The United States polished off Nigeria earlier today to the tune of 156-73 in men's basketball, making for an Olympic single-game scoring record. (Please remember: that was a 40-minute game, not a 48-minute game like in the NBA.) The previous record was 138, set by Brazil in Seoul 1988.
Well and good. Here, though, let's focus on the opposite end of the spectrum. What's the lowest score?
For that, we have to go back to Berlin 1936. 23 nations entered the inaugural Olympic basketball tournament. They were probably sorry they did. FIBA, basketball's international governing body, decided to use Berlin as an opportunity to experiment with outdoor basketball. Things weren't at the stage yet where you could get brand new venues for virtually every event, so they had to improvise, and the venue selected for basketball turned out to be a group of lawn, clay and sand tennis courts that the records (PDF file, page 162-163) don't give a formal name to.
The thing about playing basketball on grass and clay is that the ball doesn't bounce like it does on hardwood or concrete. The thing about playing basketball outdoors is, well, it's fine when it's sunny out. But sometimes it's not sunny. Sometimes it rains.
Have you ever played basketball on sand? In a rainstorm? It doesn't work too well.
Oh, and it's the pre-shot-clock era.
And the organizers banned any player over 6 foot 3, as David Wallechinsky's Complete Book of the Olympics maintains (this thing is a godsend come Olympic time). That rule got rescinded only after an American protest.
And also there's no NBA yet and the US Olympic Trials were won by a company team from Universal Pictures (now Universal Studios), a team supplemented in Berlin by players from the runner-up McPherson Globe Refiners of Kansas and University of Washington player Ralph Wilson. And that was the American team, still not really facing any true international competition. (The team was split in half and alternated games, as another rule limited teams to seven players in uniform for any one game.)
Some sample scores, taken utterly at whim from a glance at the bracket:
*Peru 35, Egypt 22
*Japan 35, China 19
*Poland 28, Latvia 23
*Czechoslovakia 20, Germany 9
*Philippines 35, Mexico 20
Mexico got the bronze by beating Poland 26-12. The United States, of course, won gold, beating Canada in the final. The final was held during a gigantic rain dump on the tennis courts, meaning the 1936 Olympic basketball gold medal match was held on a wet sand surface, in the rain, and also the fans had no actual seats, so they had to stand in the rain watching the basketball-like substance that was being extruded on them.

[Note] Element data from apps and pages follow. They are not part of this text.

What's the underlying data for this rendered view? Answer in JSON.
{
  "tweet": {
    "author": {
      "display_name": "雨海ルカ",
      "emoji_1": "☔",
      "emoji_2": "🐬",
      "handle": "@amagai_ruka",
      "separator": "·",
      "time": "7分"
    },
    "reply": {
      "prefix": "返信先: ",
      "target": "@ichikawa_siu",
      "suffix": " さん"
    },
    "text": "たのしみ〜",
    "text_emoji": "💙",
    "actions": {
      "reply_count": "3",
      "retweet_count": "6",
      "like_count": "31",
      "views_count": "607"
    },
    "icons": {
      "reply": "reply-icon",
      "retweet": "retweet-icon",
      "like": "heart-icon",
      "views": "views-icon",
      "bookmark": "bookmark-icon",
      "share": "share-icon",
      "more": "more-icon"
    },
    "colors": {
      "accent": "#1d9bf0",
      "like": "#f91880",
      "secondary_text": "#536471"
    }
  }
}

The final score was 19-8. Canada's eight points is the record for lowest score in a non-forfeited Olympic basketball game. (There were six forfeits in 1936. Two involved Peru's mid-Olympic boycott of Nazi Germany; two more involved Spain being caught up in the Spanish Civil War; and the other two were forfeits by Hungary, who also withdrew prior to the competition.)
And let us all pray it never gets challenged.